While the Federal Energy Regulatory Commission (FERC) recently voted 2-1 to issue a certificate of public convenience and necessity for the Mountain Valley Pipeline project, the company still requires a 401 Clean Water Act permit from the Virginia Dept. of Environmental Quality, and landowners and opponents of the proposed fracked gas pipeline continue to urge Gov. Terry McAuliffe, Lt. Gov. Northam and DEQ Director David Paylor to reject these projects, which are abusing eminent domain for private gain, and threatening our land and water.

States are empowered to reject these pipeline applications utilizing the clean water act. Governor Cuomo has done so in New York, and Governors McAuliffe, Cooper and Justice can do so in Virginia, North Carolina and West Virginia, too.

NRDC Outlines 10 Reasons to Stop MVP and ACP

In an October 23, 2017, blog post, the Natural Resources Defense Council (NRDC) says, “The National Environmental Policy Act requires that agencies undertake a robust analysis of reasonable alternatives before making a decision about a proposed project. In the case of these two pipelines, it’s been clear since the beginning that there are cleaner, safer, less destructive, and less expensive alternatives available.  Our list of concerns about these two pipelines is long, but here is an overview of the top ten, with more details to come in future blog posts.”

The top ten list is below – see the NRDC post for detailed explanations of each of the ten.

  • Corporate self-dealing
  • No documented need for either pipeline
  • Consumers will pay for these pipelines
  • No analysis of reasonable alternatives
  • No consideration of existing excess pipeline capacity
  • There will be severe risks to clean water
  • There are serious threats to air quality
  • Countless dangers for forests, endangered species, fish nurseries, and public lands that are used for recreation and other purposes
  • Environmental justice is at risk
  • Farmers and other landowners will lose their land

Legal Objections to FERC Process

Carolyn Elefant, an attorney representing the Bold Alliance, is also an intervenor in the certificate proceedings for the Mountain Valley Pipeline and the Atlantic Coast Pipeline. On September 22, 2017, she filed a letter with FERC pointing out that the environmental review process for both pipelines closed without any meaningful opportunity for intervenors to raise comments on issues not related to the environment. She states that because the deadline for intervention in both MVP and ACP was 30 days after the original applications were filed, the parties were unable to raise all of their objections at the time because the details of the project were not known, and noting that since each application was filed in 2015, both MVP and ACP have “submitted thousands of pages of additional information in response to (FERC) requests. Thus, it was not until late in the process that the parties have had access to sufficient information to raise all of these issues.”

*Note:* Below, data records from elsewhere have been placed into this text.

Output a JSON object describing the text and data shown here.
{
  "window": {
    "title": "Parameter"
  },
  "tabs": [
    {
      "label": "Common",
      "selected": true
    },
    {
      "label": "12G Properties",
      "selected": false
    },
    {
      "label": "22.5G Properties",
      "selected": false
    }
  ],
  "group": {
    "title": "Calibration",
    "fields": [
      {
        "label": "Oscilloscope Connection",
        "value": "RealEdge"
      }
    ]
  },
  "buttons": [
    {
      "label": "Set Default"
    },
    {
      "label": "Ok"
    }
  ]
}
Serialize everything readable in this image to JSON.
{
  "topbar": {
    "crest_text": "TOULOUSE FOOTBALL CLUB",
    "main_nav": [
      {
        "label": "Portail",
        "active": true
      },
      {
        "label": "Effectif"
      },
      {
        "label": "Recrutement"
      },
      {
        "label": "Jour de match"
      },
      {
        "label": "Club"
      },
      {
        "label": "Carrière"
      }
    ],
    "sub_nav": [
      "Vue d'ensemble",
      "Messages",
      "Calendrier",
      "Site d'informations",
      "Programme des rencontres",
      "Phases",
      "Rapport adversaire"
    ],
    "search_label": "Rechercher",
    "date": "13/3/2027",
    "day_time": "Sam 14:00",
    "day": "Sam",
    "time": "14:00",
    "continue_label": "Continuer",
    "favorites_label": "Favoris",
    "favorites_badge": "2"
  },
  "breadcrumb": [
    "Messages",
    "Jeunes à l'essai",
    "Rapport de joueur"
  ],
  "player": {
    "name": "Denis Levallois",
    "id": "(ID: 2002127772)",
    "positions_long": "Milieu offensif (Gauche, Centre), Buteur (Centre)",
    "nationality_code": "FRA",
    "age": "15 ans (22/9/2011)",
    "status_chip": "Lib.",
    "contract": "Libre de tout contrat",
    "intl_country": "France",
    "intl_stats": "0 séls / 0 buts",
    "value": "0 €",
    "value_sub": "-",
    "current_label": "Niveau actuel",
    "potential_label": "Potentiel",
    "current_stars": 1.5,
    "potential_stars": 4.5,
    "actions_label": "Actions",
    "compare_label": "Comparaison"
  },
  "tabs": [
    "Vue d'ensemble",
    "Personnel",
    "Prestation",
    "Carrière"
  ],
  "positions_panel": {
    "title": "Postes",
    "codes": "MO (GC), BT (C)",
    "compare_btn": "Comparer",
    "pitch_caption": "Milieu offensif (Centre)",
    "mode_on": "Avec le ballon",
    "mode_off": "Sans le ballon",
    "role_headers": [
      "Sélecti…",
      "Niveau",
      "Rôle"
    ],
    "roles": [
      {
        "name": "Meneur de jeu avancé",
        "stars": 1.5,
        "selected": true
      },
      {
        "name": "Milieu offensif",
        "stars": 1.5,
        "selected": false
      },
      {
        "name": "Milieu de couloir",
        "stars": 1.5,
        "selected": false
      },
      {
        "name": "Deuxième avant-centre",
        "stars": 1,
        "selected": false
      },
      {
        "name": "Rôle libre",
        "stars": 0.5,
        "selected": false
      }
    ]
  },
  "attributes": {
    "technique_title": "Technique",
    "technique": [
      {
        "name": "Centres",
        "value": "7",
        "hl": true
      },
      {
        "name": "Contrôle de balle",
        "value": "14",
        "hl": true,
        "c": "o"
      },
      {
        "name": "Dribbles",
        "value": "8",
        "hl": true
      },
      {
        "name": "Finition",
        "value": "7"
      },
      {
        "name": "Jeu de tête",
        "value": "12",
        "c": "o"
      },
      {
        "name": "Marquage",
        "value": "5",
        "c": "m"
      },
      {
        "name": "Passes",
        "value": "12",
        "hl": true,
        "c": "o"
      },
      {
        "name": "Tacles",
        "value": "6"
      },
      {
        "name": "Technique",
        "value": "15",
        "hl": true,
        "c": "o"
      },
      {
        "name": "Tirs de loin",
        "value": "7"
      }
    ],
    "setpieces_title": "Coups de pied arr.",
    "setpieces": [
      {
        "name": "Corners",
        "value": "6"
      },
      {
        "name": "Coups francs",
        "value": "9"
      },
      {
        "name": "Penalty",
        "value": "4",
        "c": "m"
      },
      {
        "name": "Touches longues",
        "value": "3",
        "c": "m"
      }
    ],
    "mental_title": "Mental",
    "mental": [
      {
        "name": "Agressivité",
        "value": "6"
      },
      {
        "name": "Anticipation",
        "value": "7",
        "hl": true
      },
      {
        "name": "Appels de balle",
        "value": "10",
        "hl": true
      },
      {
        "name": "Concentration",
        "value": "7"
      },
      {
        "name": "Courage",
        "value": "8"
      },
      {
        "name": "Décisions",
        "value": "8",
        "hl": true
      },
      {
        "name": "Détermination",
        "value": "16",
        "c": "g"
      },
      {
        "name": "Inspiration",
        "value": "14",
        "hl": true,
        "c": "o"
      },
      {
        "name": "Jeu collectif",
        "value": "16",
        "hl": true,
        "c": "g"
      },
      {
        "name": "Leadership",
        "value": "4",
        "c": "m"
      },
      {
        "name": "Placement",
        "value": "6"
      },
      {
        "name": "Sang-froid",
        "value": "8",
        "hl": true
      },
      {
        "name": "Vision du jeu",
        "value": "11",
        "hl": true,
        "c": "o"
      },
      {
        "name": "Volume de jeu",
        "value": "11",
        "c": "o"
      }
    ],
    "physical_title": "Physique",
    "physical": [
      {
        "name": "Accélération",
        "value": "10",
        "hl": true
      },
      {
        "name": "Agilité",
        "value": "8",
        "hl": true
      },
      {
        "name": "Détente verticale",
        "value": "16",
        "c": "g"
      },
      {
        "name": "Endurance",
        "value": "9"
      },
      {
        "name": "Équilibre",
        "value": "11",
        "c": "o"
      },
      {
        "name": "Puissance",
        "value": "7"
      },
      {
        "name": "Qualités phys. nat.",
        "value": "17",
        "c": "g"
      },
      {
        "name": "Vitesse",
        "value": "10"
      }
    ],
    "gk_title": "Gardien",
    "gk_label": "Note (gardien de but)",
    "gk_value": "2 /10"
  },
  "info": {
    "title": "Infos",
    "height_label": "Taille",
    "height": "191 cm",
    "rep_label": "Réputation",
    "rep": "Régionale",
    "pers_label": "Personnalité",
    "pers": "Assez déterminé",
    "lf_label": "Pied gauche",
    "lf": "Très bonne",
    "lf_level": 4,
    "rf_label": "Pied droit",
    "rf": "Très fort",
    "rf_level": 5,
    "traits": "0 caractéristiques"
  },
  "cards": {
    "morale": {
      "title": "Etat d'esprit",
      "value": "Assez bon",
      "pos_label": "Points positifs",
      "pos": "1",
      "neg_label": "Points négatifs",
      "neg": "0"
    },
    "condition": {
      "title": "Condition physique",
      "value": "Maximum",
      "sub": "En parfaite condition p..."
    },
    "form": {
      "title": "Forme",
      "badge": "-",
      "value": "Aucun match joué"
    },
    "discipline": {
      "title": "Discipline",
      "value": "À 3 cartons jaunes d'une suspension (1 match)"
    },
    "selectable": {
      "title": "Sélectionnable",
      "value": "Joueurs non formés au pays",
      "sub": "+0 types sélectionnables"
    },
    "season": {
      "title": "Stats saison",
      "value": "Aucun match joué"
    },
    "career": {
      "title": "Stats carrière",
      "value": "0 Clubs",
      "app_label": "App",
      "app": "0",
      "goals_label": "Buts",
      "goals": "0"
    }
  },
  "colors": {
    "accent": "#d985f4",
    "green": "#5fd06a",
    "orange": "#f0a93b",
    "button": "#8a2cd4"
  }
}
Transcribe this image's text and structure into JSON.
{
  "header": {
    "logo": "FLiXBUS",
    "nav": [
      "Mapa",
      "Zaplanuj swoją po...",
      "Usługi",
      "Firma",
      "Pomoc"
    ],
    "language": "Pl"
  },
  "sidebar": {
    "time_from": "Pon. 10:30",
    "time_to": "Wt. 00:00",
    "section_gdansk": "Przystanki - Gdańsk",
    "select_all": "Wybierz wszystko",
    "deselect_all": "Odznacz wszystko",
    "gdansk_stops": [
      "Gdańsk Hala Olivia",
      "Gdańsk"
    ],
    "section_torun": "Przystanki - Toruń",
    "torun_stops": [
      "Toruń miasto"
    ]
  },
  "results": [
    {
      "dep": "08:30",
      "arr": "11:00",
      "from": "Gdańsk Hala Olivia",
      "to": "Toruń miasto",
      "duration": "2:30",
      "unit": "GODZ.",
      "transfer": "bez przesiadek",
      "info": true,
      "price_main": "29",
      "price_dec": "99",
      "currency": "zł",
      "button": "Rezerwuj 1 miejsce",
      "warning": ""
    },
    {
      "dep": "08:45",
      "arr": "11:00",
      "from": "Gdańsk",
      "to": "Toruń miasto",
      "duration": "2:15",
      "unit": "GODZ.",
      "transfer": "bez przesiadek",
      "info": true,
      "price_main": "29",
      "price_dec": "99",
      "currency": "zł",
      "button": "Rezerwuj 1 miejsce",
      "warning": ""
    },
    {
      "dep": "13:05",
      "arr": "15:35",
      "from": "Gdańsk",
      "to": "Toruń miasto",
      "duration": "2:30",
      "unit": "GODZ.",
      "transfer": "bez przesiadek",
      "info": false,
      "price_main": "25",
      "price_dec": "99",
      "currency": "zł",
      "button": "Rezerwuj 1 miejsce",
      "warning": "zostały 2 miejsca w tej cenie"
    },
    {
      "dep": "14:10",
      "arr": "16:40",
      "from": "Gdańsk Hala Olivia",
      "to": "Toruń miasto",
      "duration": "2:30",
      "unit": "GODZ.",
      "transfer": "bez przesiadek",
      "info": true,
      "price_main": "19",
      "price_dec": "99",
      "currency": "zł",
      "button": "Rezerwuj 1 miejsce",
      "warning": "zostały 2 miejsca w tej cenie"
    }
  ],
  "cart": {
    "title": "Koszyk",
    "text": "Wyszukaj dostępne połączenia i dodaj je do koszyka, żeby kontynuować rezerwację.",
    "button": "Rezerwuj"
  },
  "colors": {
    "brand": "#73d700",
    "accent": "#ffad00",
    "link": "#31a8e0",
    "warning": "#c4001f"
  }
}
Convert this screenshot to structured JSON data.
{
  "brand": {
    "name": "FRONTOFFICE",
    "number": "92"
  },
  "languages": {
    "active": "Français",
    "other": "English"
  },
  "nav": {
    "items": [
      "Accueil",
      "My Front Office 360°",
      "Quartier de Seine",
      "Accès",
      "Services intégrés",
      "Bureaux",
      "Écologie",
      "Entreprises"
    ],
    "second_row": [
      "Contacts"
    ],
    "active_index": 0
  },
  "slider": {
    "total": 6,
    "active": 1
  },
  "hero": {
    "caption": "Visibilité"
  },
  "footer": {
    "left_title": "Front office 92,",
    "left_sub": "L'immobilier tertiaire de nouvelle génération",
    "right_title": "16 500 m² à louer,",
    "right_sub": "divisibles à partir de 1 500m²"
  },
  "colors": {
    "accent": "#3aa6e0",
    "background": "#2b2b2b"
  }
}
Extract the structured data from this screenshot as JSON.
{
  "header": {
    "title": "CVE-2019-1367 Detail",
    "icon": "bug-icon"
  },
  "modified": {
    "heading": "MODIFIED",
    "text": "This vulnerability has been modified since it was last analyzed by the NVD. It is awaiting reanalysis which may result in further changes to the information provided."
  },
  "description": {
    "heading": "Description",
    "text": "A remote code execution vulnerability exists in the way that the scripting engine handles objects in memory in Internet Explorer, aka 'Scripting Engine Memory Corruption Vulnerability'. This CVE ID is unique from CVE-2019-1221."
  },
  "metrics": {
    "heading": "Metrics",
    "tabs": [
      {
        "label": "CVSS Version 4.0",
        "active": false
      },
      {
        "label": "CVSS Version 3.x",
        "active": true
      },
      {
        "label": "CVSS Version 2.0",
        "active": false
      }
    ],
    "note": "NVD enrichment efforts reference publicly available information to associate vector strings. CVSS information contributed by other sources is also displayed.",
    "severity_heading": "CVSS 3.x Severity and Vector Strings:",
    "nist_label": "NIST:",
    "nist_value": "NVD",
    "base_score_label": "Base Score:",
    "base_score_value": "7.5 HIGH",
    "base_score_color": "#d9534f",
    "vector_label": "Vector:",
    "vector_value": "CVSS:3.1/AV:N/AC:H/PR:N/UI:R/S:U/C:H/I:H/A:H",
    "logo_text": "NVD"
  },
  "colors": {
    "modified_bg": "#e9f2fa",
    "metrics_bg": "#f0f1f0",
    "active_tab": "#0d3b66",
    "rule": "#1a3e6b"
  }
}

She continues, “The Alliance has already raised statutory and constitutional challenges in federal district court challenging the commission’s delegation of eminent domain and other issues and believes that the federal district court remains the appropriate forum for resolving the issues raised in the complaint. Nevertheless, in the interest of creating a complete record, the Alliance now submits comments in the two proceedings.”

Her letter states:

  • Certificates for export and conditioned and blanket certificates are not authorized by the Natural Gas Act and are not constitutional.
  • The commission’s failure to require bond or to prohibit companies from exercising eminent domain prior to issuance of all necessary permits is unconstitutional.

She then provides a lengthy list of “the particular legal objections that my clients have to the commission’s process in reviewing and granting applications, including to MVP and ACP.”

Read her letter to FERC here (FERC-generated pdf). Her letter was also published in full in the Highland Recorder (subscription required).